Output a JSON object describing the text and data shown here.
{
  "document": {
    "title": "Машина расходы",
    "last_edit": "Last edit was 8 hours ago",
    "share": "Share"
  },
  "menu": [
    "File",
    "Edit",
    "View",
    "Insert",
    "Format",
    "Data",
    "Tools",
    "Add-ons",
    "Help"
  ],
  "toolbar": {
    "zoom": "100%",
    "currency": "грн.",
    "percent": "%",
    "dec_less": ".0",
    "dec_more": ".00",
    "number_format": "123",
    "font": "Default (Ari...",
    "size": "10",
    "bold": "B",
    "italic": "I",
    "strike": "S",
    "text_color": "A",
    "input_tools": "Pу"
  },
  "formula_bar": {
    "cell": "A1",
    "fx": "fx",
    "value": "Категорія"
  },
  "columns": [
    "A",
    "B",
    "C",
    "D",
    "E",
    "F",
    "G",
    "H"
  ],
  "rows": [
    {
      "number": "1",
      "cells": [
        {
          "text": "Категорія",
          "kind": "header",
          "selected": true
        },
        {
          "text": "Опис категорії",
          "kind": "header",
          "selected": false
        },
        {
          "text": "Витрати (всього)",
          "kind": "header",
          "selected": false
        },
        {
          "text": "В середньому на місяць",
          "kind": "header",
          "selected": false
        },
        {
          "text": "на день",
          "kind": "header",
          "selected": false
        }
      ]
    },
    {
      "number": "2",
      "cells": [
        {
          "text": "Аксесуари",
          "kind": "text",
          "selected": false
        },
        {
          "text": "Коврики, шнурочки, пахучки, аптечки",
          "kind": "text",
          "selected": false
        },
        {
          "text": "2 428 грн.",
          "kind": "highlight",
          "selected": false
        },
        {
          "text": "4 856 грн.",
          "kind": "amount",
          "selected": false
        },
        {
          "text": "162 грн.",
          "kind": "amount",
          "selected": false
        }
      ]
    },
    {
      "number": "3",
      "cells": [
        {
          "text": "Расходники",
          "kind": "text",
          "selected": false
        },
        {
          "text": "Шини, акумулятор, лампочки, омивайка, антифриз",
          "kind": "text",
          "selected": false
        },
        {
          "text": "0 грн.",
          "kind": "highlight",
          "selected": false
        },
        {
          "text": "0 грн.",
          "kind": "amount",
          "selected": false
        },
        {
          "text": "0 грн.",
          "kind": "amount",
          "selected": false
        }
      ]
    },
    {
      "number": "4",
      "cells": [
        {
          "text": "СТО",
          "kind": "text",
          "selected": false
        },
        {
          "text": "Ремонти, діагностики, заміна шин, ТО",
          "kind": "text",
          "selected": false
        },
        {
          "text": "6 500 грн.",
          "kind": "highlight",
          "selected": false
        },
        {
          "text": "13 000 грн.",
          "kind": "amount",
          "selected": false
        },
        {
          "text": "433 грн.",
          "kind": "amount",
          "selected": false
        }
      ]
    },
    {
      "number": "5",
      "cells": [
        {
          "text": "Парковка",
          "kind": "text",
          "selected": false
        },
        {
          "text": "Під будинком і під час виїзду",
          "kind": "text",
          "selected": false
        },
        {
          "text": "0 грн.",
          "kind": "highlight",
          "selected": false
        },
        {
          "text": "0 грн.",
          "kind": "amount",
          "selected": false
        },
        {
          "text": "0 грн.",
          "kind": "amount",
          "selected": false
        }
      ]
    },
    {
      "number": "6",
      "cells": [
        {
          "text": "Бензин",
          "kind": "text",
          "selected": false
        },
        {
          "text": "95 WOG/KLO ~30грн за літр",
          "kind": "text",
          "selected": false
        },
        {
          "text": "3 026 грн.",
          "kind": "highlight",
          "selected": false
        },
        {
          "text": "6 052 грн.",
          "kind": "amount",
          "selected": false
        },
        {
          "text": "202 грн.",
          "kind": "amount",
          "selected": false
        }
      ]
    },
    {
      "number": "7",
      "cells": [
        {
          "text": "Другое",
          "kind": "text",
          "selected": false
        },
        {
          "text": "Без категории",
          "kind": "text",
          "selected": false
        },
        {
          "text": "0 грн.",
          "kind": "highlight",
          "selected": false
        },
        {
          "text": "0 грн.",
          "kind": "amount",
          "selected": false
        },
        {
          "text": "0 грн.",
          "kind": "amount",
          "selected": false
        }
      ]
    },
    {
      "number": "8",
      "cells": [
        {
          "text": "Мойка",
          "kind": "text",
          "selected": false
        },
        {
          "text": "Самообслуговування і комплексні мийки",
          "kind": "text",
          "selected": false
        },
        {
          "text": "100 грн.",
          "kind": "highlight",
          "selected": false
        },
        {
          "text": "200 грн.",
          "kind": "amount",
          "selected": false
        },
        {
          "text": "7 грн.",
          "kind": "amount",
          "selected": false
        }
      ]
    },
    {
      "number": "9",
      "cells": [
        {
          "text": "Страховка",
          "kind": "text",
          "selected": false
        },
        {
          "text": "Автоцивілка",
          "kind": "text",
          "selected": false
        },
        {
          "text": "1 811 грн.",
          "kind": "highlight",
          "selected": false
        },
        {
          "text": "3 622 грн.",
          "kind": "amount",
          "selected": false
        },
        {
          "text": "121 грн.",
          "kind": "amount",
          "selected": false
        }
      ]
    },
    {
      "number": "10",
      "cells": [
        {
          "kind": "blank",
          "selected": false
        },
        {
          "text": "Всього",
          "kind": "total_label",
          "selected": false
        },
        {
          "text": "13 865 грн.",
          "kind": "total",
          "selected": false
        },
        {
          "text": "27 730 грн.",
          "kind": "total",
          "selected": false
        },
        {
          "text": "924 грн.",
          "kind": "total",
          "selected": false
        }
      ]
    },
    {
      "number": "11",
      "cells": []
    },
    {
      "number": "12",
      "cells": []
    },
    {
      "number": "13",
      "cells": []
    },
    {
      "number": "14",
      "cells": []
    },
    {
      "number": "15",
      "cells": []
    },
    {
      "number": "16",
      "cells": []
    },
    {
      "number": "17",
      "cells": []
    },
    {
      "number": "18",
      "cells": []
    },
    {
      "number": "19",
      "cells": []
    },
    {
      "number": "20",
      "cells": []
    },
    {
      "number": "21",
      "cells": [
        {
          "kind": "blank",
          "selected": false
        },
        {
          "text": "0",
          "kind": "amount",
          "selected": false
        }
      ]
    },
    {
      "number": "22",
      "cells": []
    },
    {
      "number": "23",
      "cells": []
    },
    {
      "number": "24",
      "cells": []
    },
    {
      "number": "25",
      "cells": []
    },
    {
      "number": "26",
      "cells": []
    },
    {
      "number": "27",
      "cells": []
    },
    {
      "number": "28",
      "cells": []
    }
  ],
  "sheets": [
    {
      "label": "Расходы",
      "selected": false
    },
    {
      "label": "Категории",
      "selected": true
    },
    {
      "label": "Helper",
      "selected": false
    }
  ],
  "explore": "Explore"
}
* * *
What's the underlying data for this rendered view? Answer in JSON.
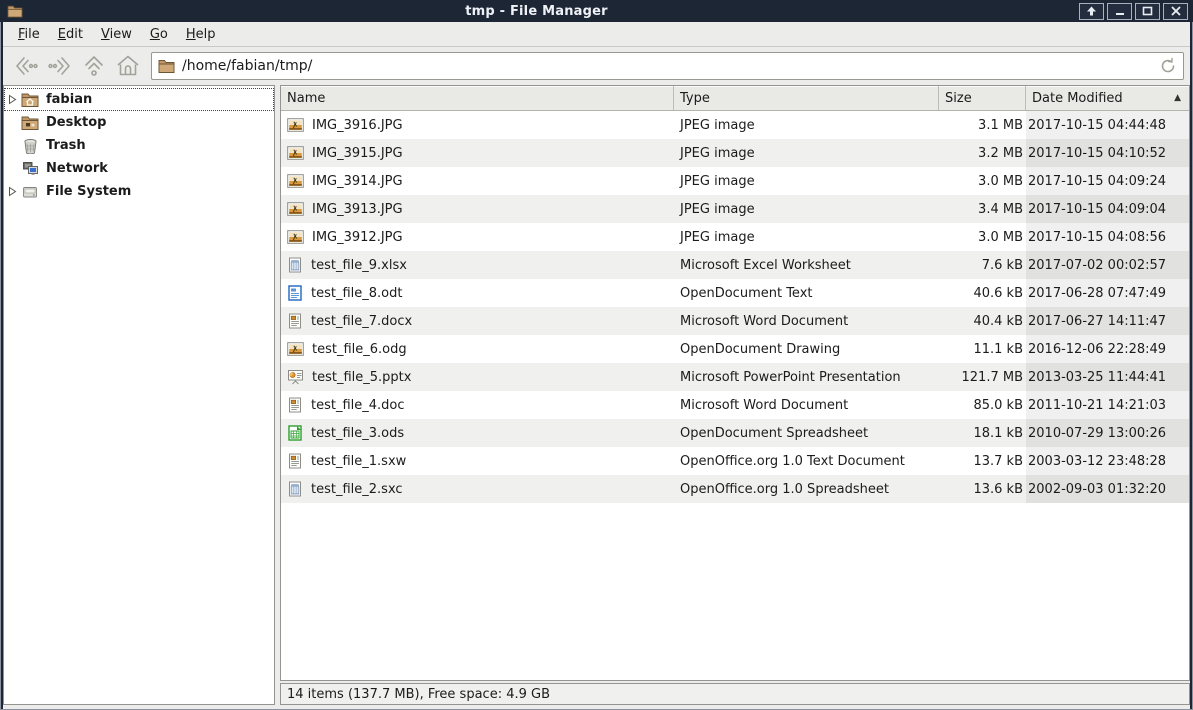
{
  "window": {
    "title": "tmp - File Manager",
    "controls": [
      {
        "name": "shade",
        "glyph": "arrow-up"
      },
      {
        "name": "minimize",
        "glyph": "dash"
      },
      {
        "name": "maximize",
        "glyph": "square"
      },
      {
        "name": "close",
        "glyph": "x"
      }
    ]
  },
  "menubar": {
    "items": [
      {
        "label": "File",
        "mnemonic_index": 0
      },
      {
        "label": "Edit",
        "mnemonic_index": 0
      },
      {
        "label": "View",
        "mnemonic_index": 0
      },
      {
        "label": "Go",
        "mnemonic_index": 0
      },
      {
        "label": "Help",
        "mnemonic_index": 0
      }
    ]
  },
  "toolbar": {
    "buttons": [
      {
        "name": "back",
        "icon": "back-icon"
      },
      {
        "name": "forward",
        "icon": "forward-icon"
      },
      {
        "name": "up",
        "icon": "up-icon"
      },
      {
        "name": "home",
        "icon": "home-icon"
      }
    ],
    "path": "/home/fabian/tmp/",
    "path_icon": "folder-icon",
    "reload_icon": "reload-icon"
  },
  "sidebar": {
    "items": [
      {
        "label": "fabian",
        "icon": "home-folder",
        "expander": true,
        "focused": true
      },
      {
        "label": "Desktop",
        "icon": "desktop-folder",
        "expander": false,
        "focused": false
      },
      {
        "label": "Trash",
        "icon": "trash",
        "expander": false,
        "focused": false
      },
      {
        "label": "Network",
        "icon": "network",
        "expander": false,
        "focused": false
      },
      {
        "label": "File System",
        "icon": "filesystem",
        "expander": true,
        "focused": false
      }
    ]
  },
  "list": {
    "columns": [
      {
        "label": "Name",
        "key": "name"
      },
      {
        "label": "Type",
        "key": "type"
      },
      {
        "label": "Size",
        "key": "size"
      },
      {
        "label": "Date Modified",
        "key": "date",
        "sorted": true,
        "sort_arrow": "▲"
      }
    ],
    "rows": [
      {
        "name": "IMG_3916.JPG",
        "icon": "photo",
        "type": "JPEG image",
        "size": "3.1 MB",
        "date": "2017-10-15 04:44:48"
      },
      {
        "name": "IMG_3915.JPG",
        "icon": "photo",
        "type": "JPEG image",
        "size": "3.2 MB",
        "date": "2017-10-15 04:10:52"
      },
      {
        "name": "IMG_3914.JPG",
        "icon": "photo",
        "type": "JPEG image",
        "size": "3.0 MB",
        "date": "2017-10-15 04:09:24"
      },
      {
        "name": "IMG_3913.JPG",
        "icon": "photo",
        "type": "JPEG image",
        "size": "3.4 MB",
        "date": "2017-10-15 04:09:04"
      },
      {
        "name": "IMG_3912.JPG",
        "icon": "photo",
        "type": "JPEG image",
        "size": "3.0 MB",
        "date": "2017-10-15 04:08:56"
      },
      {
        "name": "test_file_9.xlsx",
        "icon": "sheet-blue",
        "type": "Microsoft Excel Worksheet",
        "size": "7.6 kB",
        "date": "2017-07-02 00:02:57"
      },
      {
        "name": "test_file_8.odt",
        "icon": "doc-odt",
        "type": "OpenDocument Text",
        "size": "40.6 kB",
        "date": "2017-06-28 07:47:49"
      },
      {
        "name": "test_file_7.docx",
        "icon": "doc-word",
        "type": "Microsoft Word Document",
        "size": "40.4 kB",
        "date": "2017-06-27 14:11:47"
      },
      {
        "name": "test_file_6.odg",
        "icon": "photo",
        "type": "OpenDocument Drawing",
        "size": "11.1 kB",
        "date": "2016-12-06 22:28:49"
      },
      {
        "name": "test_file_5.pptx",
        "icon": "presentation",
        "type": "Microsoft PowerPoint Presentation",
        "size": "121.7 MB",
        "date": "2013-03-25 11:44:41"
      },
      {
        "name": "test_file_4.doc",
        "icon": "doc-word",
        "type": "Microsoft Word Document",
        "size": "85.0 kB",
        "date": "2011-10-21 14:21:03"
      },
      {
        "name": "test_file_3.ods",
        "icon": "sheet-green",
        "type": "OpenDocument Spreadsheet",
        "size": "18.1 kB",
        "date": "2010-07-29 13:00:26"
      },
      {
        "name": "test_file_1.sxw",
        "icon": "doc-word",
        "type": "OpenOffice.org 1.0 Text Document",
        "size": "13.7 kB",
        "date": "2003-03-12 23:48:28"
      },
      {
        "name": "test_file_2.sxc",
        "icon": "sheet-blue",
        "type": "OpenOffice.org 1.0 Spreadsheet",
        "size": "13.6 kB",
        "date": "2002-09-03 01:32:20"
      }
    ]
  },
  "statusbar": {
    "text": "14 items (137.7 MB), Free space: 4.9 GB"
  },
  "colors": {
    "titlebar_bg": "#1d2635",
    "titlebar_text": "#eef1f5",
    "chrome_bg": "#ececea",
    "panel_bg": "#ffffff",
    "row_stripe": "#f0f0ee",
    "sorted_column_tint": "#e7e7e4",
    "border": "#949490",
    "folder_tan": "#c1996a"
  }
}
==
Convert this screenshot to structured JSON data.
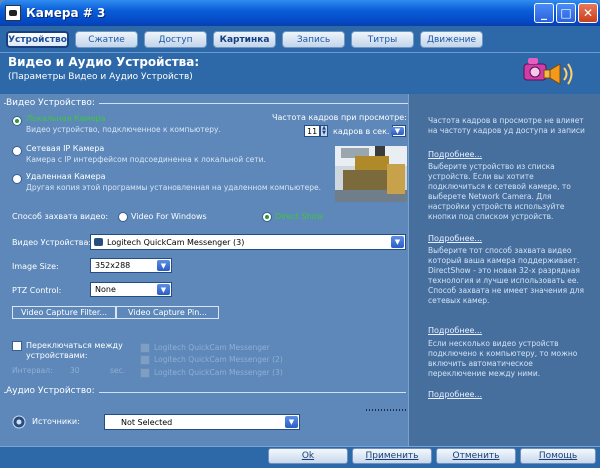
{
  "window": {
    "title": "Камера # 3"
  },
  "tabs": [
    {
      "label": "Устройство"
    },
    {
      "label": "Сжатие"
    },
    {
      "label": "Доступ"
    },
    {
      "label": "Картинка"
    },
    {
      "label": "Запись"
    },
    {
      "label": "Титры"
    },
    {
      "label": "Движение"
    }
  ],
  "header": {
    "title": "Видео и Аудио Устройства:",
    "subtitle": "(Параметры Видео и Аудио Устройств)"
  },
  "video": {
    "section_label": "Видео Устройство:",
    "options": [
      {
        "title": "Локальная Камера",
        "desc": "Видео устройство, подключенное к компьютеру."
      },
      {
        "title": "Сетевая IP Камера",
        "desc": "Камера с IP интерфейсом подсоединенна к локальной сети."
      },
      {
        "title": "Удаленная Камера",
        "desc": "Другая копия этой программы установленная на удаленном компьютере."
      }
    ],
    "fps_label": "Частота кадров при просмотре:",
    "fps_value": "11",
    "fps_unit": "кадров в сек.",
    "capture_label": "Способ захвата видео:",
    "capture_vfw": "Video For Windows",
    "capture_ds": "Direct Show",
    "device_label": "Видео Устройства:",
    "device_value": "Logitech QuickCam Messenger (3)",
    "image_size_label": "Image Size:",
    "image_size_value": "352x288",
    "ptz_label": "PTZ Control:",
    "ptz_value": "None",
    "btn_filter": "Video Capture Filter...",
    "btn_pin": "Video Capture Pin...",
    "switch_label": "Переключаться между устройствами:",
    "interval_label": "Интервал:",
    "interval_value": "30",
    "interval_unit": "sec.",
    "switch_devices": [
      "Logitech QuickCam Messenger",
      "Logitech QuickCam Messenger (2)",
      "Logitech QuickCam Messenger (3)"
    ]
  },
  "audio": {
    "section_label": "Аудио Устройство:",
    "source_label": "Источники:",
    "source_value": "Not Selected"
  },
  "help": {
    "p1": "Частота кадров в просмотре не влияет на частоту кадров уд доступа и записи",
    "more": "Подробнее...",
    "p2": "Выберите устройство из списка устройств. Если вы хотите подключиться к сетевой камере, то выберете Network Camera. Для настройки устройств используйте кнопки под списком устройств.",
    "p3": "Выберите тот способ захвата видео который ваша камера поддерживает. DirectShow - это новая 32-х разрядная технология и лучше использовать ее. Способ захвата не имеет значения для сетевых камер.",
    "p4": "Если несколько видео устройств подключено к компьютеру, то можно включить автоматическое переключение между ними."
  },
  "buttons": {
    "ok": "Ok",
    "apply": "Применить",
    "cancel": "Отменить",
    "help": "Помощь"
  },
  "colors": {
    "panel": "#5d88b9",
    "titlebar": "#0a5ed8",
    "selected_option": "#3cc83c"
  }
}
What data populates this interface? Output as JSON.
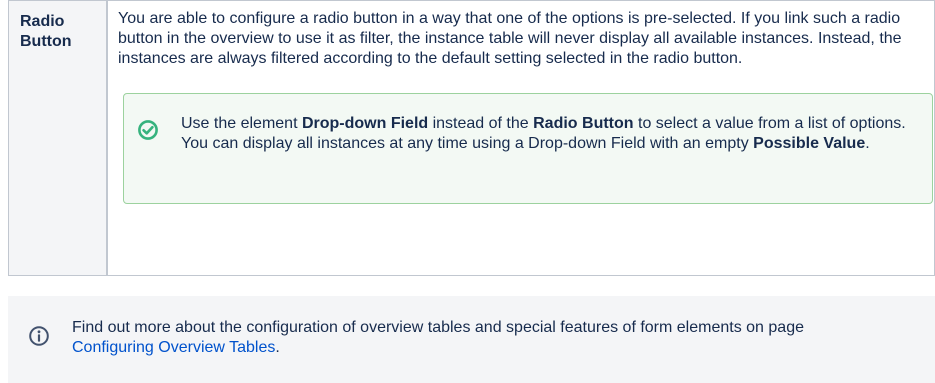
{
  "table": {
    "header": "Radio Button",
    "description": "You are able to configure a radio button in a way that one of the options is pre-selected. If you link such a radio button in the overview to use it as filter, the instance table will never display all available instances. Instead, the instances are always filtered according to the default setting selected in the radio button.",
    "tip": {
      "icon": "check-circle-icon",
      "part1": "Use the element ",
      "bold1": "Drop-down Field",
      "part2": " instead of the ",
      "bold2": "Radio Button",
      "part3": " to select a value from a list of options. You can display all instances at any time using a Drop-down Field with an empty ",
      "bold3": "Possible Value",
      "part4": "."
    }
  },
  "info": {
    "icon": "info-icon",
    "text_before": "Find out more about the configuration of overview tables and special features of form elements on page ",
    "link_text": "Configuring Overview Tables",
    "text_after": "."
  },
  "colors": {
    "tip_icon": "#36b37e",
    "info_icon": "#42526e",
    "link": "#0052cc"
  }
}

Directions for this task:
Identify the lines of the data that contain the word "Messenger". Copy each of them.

Solution to this exercise:
    "device_value": "Logitech QuickCam Messenger (3)",
      "Logitech QuickCam Messenger",
      "Logitech QuickCam Messenger (2)",
      "Logitech QuickCam Messenger (3)"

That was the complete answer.